A new analysis tool, large deformation diffeomorphic mapping (LDDMM), has revealed shape differences in the brains of children with ADHD, which could help pinpoint the specific neural circuits involved in the disorder, according to a study published Nov. 17 in the online advance edition of the American Journal of Psychiatry.

Researchers from the Kennedy Krieger Institute and the Johns Hopkins Center for Imaging Science, both in Baltimore, used LDDMM to examine the shape of the basal ganglia, allowing for precise examination of brain structures beyond what has been examined in previous MRI studies of ADHD.

"This study represents a major advancement in our ability to examine the neuroanatomic features of ADHD and other developmental disorders," said Stewart H. Mostofsky, MD, senior study author and a pediatric neurologist in the department of developmental cognitive neurology at Kennedy Krieger. "Using LDDMM, we can more accurately measure the impact of ADHD on brain development, which will not only bring us closer to unlocking the biological basis of the disorder, but help us better diagnose and treat patients."

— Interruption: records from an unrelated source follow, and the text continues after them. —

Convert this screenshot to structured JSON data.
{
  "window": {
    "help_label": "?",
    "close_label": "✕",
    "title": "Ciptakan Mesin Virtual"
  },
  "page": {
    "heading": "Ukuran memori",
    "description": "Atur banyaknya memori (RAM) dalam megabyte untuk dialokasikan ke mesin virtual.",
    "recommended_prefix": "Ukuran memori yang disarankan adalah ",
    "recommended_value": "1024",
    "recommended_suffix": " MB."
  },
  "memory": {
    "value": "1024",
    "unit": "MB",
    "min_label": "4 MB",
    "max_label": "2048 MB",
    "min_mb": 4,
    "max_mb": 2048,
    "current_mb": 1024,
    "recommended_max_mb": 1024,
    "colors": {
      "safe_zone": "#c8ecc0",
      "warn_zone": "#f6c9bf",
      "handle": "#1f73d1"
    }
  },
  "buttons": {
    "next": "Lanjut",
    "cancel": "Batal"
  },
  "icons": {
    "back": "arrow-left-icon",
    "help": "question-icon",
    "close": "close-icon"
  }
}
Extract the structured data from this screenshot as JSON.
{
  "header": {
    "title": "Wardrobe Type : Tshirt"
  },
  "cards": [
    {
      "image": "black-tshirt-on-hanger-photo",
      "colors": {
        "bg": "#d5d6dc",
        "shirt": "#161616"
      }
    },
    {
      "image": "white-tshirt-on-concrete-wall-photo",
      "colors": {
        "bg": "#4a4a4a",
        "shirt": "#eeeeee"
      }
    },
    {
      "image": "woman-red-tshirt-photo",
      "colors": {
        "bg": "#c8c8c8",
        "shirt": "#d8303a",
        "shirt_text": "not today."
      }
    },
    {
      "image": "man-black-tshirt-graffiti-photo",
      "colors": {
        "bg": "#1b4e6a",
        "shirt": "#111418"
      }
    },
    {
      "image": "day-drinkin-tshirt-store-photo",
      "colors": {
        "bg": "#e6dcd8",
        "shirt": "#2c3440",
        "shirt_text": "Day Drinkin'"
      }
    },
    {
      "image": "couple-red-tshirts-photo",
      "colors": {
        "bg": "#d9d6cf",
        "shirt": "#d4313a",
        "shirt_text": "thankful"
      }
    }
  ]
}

Researchers used MRI scans to examine children, ages eight to 13, including: 47 children with ADHD and a control group of 66 typically developing children. They compared the LDDMM mappings of children with ADHD to their typically developing peers, and then went a step further by repeating the analysis separately for boys and girls.

Mostofsky and colleagues said that children with ADHD, who had a history of other neuropsychiatric diagnoses including conduct disorder, mood disorder, generalized anxiety disorder, separation anxiety disorder and/or obsessive-compulsive disorder, were excluded from the study. Additionally, none of the children with ADHD had a learning disability or a history of speech/language disorders.

The study found boys with ADHD had significant shape differences and decreases in overall volume of the basal ganglia compared to their typically developing peers. Girls with ADHD did not have volume or shape differences, suggesting sex strongly influences the disorder's expression.

According to researchers, the potential next steps include research that carefully examines whether the brain abnormalities found in this study can predict certain behavioral features of ADHD.

Future studies will also examine structural features associated with the ability to compensate and respond to therapy. The researchers said they also plan to use LDDMM analysis on children in a wider age range to see if changes in the basal ganglia occur over time.